Yesterday, all my troubles seemed so far away
Now it looks as though they're here to stay
Oh, I believe in yesterday
The above quote will most likely apply to the economy in 2009 as itdeteriorates further due to the reality of job losses and decreasedinvestor confidence. On the other hand, the markets could recoversignificantly as resolution to the current recession comes intoview.
In the first half of 2008 when the reality of the current recessionwas setting in, the U.S. economy lost just 461,000 jobs accordingto the Bureau of Labor Statistics. We were certain the good timeswere ending and most of us were hopeful the downturn wouldn't betoo prolonged. Though they faced much criticism, the Fed andTreasury approached economic challenges with an open and creativeattitude. Looking back, it seems they weren't creative enough,perhaps, but the reality of the downturn was in the windshield andnot yet under our tires.
In September, the government bravely allowed Lehman to fail,testing their prior support programs to see if enough had beendone. There is a fine line between bravery and stupidity and nomatter what your opinion, it is easy now to see that letting Lehmanfail was a mistake. (Perhaps rescuing Bear Stearns back in Marchwas the real mistake?)
The follow-on effects of a deteriorating economy included anadditional 2.1 million jobs lost in the second half of the yearwith momentum building into 2009. Many government "bailout"programs were announced and we elected a president promising "hope"and "change" - badly needed ideals even if ill-defined.
For the year, the economy lost 2.6 million jobs, the most since1945, with more to come in the first half of this year.Furthermore, the housing market - the spark to the current downturnthat has turned into a raging fire - will continue to be fed byfurther job losses.
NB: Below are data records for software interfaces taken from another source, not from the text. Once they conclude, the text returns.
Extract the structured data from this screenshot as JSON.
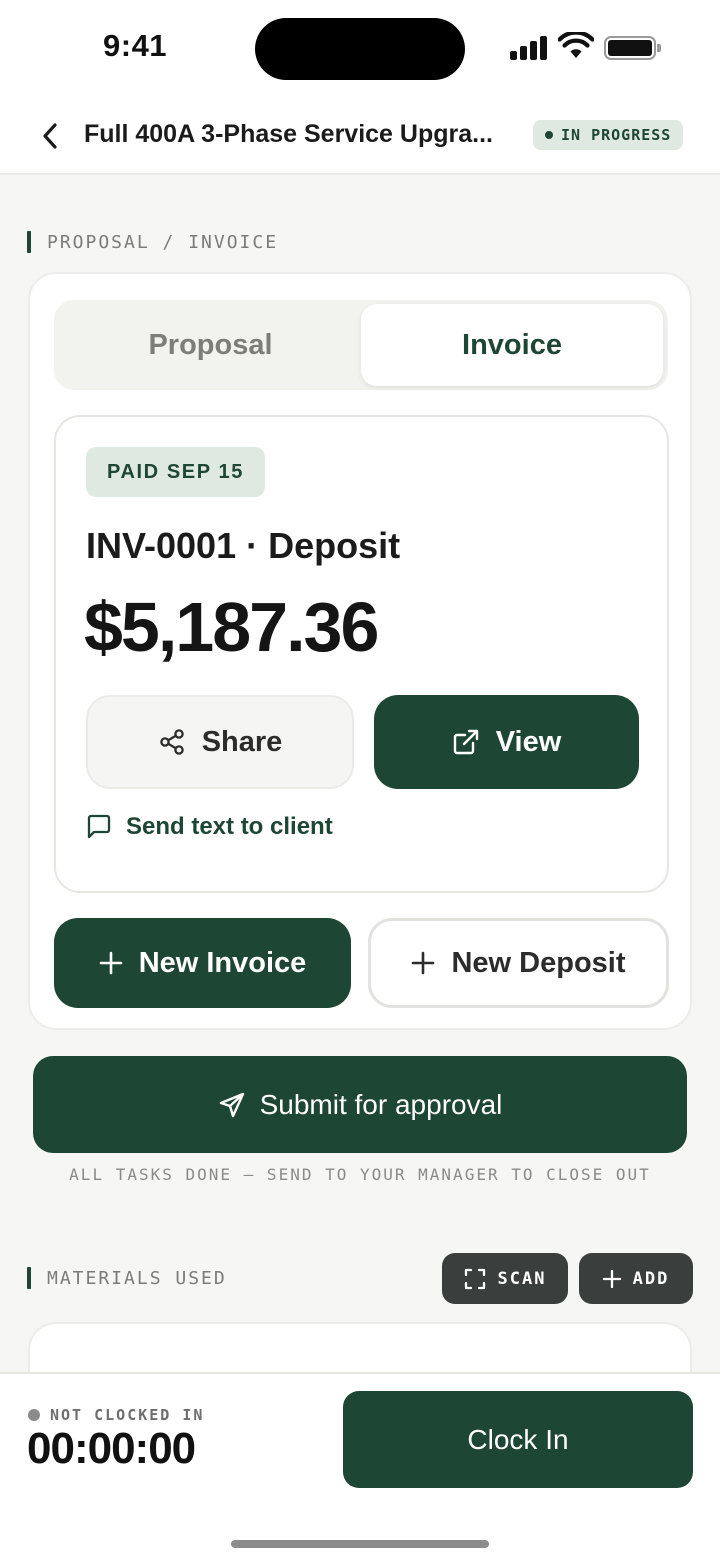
{
  "status_bar": {
    "time": "9:41"
  },
  "header": {
    "title": "Full 400A 3-Phase Service Upgra...",
    "status_badge": "IN PROGRESS"
  },
  "proposal_invoice_section": {
    "label": "PROPOSAL / INVOICE",
    "tabs": [
      {
        "label": "Proposal",
        "selected": false
      },
      {
        "label": "Invoice",
        "selected": true
      }
    ],
    "invoice": {
      "paid_badge": "PAID SEP 15",
      "title": "INV-0001 · Deposit",
      "amount": "$5,187.36",
      "share_label": "Share",
      "view_label": "View",
      "send_text_label": "Send text to client"
    },
    "new_invoice_label": "New Invoice",
    "new_deposit_label": "New Deposit"
  },
  "submit": {
    "label": "Submit for approval",
    "note": "ALL TASKS DONE — SEND TO YOUR MANAGER TO CLOSE OUT"
  },
  "materials_section": {
    "label": "MATERIALS USED",
    "scan_label": "SCAN",
    "add_label": "ADD"
  },
  "bottom_bar": {
    "clock_status": "NOT CLOCKED IN",
    "timer": "00:00:00",
    "clock_in_label": "Clock In"
  },
  "colors": {
    "accent": "#1e4634",
    "badge_bg": "#dfe9e2",
    "chip_bg": "#3a3f3d",
    "background": "#f6f6f5"
  }
}
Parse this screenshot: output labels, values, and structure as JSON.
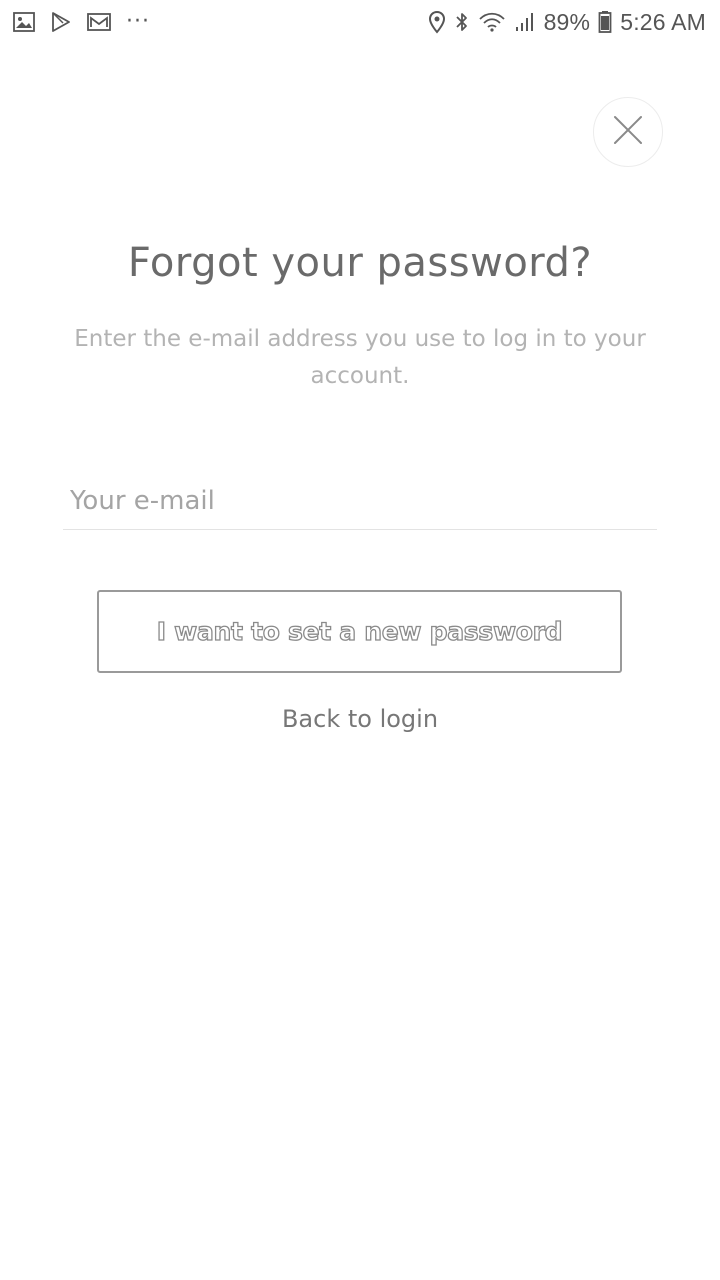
{
  "status_bar": {
    "icons_left": [
      "gallery-icon",
      "play-store-icon",
      "gmail-icon"
    ],
    "more_indicator": "···",
    "icons_right": [
      "location-icon",
      "bluetooth-icon",
      "wifi-icon",
      "signal-icon",
      "battery-icon"
    ],
    "battery": "89%",
    "time": "5:26 AM"
  },
  "close_button": {
    "icon": "close-icon"
  },
  "title": "Forgot your password?",
  "subtitle": "Enter the e-mail address you use to log in to your account.",
  "email_input": {
    "placeholder": "Your e-mail",
    "value": ""
  },
  "submit_button": {
    "label": "I want to set a new password"
  },
  "back_link": {
    "label": "Back to login"
  },
  "colors": {
    "background": "#ffffff",
    "title": "#6a6a6a",
    "subtitle": "#b3b3b3",
    "border": "#9a9a9a"
  }
}
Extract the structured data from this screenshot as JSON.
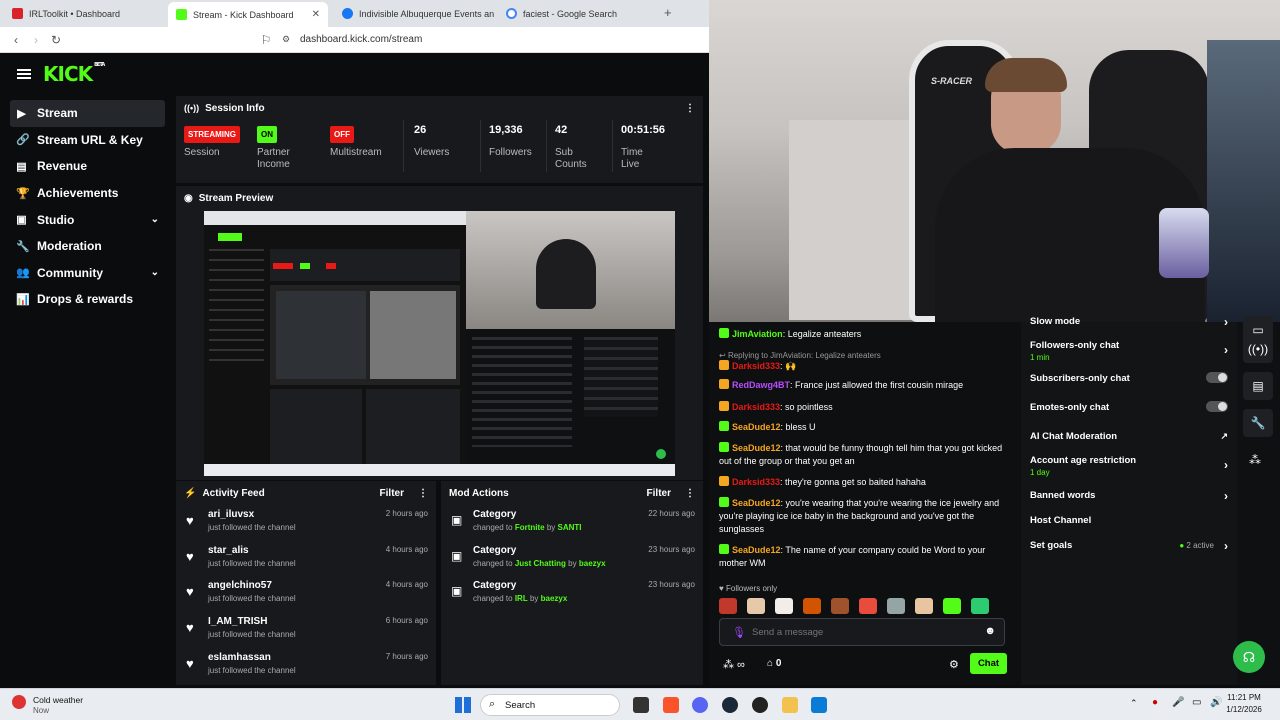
{
  "browser": {
    "tabs": [
      {
        "title": "IRLToolkit • Dashboard",
        "color": "#d9222a",
        "active": false
      },
      {
        "title": "Stream - Kick Dashboard",
        "color": "#53fc18",
        "active": true
      },
      {
        "title": "Indivisible Albuquerque Events and A",
        "color": "#1877f2",
        "active": false
      },
      {
        "title": "faciest - Google Search",
        "color": "#4285f4",
        "active": false
      }
    ],
    "new_tab": "+",
    "url": "dashboard.kick.com/stream"
  },
  "kick": {
    "logo": "KICK",
    "beta": "BETA",
    "sidebar": [
      {
        "label": "Stream",
        "icon": "▶",
        "active": true,
        "chevron": false
      },
      {
        "label": "Stream URL & Key",
        "icon": "🔗",
        "active": false,
        "chevron": false
      },
      {
        "label": "Revenue",
        "icon": "▤",
        "active": false,
        "chevron": false
      },
      {
        "label": "Achievements",
        "icon": "🏆",
        "active": false,
        "chevron": false
      },
      {
        "label": "Studio",
        "icon": "▣",
        "active": false,
        "chevron": true
      },
      {
        "label": "Moderation",
        "icon": "🔧",
        "active": false,
        "chevron": false
      },
      {
        "label": "Community",
        "icon": "👥",
        "active": false,
        "chevron": true
      },
      {
        "label": "Drops & rewards",
        "icon": "📊",
        "active": false,
        "chevron": false
      }
    ],
    "session": {
      "title": "Session Info",
      "stats": [
        {
          "badge": "STREAMING",
          "badge_color": "#e91916",
          "label": "Session"
        },
        {
          "badge": "ON",
          "badge_color": "#53fc18",
          "label": "Partner Income"
        },
        {
          "badge": "OFF",
          "badge_color": "#e91916",
          "label": "Multistream"
        },
        {
          "value": "26",
          "label": "Viewers"
        },
        {
          "value": "19,336",
          "label": "Followers"
        },
        {
          "value": "42",
          "label": "Sub Counts"
        },
        {
          "value": "00:51:56",
          "label": "Time Live"
        }
      ]
    },
    "preview": {
      "title": "Stream Preview"
    },
    "activity": {
      "title": "Activity Feed",
      "filter": "Filter",
      "items": [
        {
          "name": "ari_iluvsx",
          "sub": "just followed the channel",
          "time": "2 hours ago"
        },
        {
          "name": "star_alis",
          "sub": "just followed the channel",
          "time": "4 hours ago"
        },
        {
          "name": "angelchino57",
          "sub": "just followed the channel",
          "time": "4 hours ago"
        },
        {
          "name": "I_AM_TRISH",
          "sub": "just followed the channel",
          "time": "6 hours ago"
        },
        {
          "name": "eslamhassan",
          "sub": "just followed the channel",
          "time": "7 hours ago"
        }
      ]
    },
    "mod": {
      "title": "Mod Actions",
      "filter": "Filter",
      "items": [
        {
          "name": "Category",
          "prefix": "changed to",
          "target": "Fortnite",
          "by": "by",
          "user": "SANTI",
          "time": "22 hours ago"
        },
        {
          "name": "Category",
          "prefix": "changed to",
          "target": "Just Chatting",
          "by": "by",
          "user": "baezyx",
          "time": "23 hours ago"
        },
        {
          "name": "Category",
          "prefix": "changed to",
          "target": "IRL",
          "by": "by",
          "user": "baezyx",
          "time": "23 hours ago"
        }
      ]
    }
  },
  "chat": {
    "messages": [
      {
        "user": "JimAviation",
        "color": "#53fc18",
        "text": ": Legalize anteaters"
      },
      {
        "reply": "Replying to JimAviation: Legalize anteaters"
      },
      {
        "user": "Darksid333",
        "color": "#e91916",
        "text": ": 🙌"
      },
      {
        "user": "RedDawg4BT",
        "color": "#b84dff",
        "text": ": France just allowed the first cousin mirage"
      },
      {
        "user": "Darksid333",
        "color": "#e91916",
        "text": ": so pointless"
      },
      {
        "user": "SeaDude12",
        "color": "#f4a623",
        "text": ": bless U"
      },
      {
        "user": "SeaDude12",
        "color": "#f4a623",
        "text": ": that would be funny though tell him that you got kicked out of the group or that you get an"
      },
      {
        "user": "Darksid333",
        "color": "#e91916",
        "text": ": they're gonna get so baited hahaha"
      },
      {
        "user": "SeaDude12",
        "color": "#f4a623",
        "text": ": you're wearing that you're wearing the ice jewelry and you're playing ice ice baby in the background and you've got the sunglasses"
      },
      {
        "user": "SeaDude12",
        "color": "#f4a623",
        "text": ": The name of your company could be Word to your mother WM"
      }
    ],
    "followers_only": "Followers only",
    "placeholder": "Send a message",
    "count": "0",
    "chat_button": "Chat"
  },
  "settings": {
    "items": [
      {
        "label": "Slow mode",
        "kind": "chevron"
      },
      {
        "label": "Followers-only chat",
        "sub": "1 min",
        "kind": "chevron"
      },
      {
        "label": "Subscribers-only chat",
        "kind": "toggle"
      },
      {
        "label": "Emotes-only chat",
        "kind": "toggle"
      },
      {
        "label": "AI Chat Moderation",
        "kind": "external"
      },
      {
        "label": "Account age restriction",
        "sub": "1 day",
        "kind": "chevron"
      },
      {
        "label": "Banned words",
        "kind": "chevron"
      },
      {
        "label": "Host Channel",
        "kind": "none"
      },
      {
        "label": "Set goals",
        "extra": "2 active",
        "kind": "chevron"
      }
    ]
  },
  "taskbar": {
    "weather_title": "Cold weather",
    "weather_sub": "Now",
    "search": "Search",
    "time": "11:21 PM",
    "date": "1/12/2026"
  },
  "colors": {
    "accent": "#53fc18",
    "live": "#e91916"
  }
}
No matter how low rates go, or how "affordable"housing becomes, if individuals have no income the housing marketcannot stabilize.
As of the latest data release in November, existing home sales arerunning at an annual pace of 4.5 million. This is just below thelevel at which we bottomed during the 2000/2001 downturn when themortgage market continued to function. Given today's growing joblosses, the housing market can fall precipitously even from today'sabysmal levels. This would set off a further drop in consumer andinvestor confidence leading to, most likely, more stimulus packagesand support programs out of Washington.
As I wrote last week
market pricing discounts future,expected events and, as such, could actually pick up in 2009without a currently visible economic recovery. All that would beneeded is a vision of how recovery could be acheived and asignificant level of confidence in that path. Markets do not waitfor troubles to be seen in the rear view mirror, but only aclearing in the road ahead.
What fantastic news given that our economic troubles seem to bebuilding, not dissipating, even at this point in the economiccycle. Weekly Review
Treasury yields were mostly unchanged on the week, bound by zero onone side and held down by investor fright on the other. Marketparticipants focused on the Madoff case along with cominggovernment activity under the Obama administration.
Consumer borrowings dropped a record $7.9 billion in November asfear continues to drive the decision-making process and anextremely disappointing holiday season is assured. Total consumercredit according to the Federal Reserve stands at $2.57 trillionafter the first back-to-back monthly declines since 1992.
December's report on domestic car and light truck sales actuallyshowed an increase over November to an annualized rate of 7.8million. The stabilization comes as a small consolation to the autoindustry as sales remain down nearly 36% from the same month a yearago.
The unemployment rate jumped to 7.2 percent in December as thecountry lost 524,000 additional jobs bringing the year's total to2.6 million - the most since 1945. Job losses should continue into2009, affecting the housing market and consumer/investor confidencewell into the new year.